Your assignment:
From the data below, copy each line that includes the word "訪問済み".

Record set:

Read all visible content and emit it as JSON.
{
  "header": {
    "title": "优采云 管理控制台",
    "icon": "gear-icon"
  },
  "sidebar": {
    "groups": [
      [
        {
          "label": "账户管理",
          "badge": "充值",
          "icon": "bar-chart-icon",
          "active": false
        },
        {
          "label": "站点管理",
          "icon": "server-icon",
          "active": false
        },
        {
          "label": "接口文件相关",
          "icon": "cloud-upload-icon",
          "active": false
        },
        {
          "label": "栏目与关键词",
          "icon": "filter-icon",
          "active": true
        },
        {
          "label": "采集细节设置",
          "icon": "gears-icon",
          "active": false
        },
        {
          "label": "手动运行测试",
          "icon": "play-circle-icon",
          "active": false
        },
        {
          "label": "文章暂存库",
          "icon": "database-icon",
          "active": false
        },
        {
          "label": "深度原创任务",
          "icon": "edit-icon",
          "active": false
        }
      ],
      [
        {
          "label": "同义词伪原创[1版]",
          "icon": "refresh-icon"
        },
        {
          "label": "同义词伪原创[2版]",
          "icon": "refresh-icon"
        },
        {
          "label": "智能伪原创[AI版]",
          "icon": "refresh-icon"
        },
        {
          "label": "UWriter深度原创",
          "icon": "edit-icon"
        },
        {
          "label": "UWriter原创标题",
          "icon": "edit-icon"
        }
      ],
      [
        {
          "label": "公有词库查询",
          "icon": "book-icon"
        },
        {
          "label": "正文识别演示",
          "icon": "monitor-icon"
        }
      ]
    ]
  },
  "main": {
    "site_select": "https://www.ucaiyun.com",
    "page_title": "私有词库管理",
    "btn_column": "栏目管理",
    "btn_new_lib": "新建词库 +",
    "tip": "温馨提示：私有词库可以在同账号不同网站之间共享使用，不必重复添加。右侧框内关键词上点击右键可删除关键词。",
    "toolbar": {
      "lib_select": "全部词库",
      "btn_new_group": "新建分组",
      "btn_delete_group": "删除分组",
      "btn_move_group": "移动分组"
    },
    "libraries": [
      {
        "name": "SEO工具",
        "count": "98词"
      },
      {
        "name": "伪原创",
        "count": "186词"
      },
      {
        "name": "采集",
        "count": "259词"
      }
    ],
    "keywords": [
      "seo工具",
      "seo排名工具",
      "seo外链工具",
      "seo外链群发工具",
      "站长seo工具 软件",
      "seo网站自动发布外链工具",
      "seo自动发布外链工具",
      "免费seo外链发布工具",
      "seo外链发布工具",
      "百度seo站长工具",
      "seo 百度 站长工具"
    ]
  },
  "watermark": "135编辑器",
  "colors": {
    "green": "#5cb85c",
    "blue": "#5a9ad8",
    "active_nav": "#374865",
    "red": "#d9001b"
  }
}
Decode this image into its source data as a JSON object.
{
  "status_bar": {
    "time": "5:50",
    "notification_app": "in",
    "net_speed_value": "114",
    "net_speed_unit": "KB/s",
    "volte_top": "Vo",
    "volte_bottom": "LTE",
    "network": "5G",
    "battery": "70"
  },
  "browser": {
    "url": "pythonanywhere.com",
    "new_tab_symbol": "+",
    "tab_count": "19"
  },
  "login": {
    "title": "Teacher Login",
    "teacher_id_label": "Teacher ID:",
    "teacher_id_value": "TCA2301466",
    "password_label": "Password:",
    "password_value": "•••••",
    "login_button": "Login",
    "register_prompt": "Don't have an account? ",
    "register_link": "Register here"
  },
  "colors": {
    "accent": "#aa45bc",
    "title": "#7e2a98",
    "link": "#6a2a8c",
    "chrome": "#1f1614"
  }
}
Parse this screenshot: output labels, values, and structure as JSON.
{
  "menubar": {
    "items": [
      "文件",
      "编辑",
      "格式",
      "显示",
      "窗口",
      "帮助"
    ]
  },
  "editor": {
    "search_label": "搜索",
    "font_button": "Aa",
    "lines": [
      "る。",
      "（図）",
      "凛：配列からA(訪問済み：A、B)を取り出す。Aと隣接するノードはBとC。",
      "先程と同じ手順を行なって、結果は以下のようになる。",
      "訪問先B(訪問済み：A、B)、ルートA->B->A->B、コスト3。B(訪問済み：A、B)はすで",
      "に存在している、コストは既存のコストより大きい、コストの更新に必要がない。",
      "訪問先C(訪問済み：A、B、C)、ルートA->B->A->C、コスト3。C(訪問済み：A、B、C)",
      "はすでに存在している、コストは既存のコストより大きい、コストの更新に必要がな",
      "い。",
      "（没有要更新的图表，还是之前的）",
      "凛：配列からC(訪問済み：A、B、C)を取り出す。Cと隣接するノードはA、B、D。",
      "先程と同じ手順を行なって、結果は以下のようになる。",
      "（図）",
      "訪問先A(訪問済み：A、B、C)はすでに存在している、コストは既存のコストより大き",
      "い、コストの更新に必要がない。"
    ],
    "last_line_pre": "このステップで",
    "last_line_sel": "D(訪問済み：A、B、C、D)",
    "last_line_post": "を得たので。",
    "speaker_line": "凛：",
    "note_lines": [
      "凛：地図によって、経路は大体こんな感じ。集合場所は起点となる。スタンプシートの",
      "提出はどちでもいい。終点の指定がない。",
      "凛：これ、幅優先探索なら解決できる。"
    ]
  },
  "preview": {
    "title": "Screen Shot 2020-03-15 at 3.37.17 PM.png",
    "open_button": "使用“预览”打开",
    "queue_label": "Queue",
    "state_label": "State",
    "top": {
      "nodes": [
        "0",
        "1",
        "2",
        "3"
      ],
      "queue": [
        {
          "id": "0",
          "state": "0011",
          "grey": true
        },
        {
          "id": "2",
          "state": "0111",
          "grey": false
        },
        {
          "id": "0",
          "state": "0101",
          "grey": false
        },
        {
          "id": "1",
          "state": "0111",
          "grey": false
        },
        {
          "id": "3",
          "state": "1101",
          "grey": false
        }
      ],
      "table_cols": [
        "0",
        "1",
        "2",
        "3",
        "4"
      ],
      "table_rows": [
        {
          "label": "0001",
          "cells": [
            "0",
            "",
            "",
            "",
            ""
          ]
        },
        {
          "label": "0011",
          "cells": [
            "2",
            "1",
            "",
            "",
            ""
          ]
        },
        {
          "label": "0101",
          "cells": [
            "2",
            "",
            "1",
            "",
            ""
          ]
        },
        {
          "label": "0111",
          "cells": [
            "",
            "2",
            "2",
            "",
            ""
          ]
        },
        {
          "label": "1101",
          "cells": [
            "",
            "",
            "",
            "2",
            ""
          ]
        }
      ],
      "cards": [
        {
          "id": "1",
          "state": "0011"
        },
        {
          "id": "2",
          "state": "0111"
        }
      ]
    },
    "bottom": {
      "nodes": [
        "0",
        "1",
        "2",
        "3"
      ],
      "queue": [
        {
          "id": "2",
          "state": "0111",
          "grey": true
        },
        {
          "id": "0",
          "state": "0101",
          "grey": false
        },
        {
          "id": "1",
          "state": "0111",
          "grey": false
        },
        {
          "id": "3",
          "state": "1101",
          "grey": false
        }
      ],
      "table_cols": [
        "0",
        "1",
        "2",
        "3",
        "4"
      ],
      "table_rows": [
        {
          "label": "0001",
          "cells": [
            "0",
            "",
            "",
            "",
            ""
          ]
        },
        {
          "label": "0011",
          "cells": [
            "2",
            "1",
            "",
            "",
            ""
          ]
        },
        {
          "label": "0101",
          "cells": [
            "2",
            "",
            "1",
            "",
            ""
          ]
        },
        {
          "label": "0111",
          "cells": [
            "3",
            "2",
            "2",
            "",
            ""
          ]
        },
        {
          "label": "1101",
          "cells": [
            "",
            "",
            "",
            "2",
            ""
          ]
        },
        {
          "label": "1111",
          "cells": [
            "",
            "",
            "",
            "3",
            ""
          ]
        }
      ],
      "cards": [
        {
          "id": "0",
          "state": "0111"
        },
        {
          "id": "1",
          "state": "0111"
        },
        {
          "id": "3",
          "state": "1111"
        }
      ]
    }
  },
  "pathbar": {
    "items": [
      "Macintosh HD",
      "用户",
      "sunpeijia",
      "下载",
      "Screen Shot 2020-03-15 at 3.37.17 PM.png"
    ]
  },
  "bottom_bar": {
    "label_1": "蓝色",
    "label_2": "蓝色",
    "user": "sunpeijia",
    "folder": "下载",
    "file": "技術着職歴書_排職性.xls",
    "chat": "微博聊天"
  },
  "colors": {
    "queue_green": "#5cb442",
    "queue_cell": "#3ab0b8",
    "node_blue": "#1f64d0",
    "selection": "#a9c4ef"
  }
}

Response to this task:
      "凛：配列からA(訪問済み：A、B)を取り出す。Aと隣接するノードはBとC。",
      "訪問先B(訪問済み：A、B)、ルートA->B->A->B、コスト3。B(訪問済み：A、B)はすで",
      "訪問先C(訪問済み：A、B、C)、ルートA->B->A->C、コスト3。C(訪問済み：A、B、C)",
      "凛：配列からC(訪問済み：A、B、C)を取り出す。Cと隣接するノードはA、B、D。",
      "訪問先A(訪問済み：A、B、C)はすでに存在している、コストは既存のコストより大き",
    "last_line_sel": "D(訪問済み：A、B、C、D)",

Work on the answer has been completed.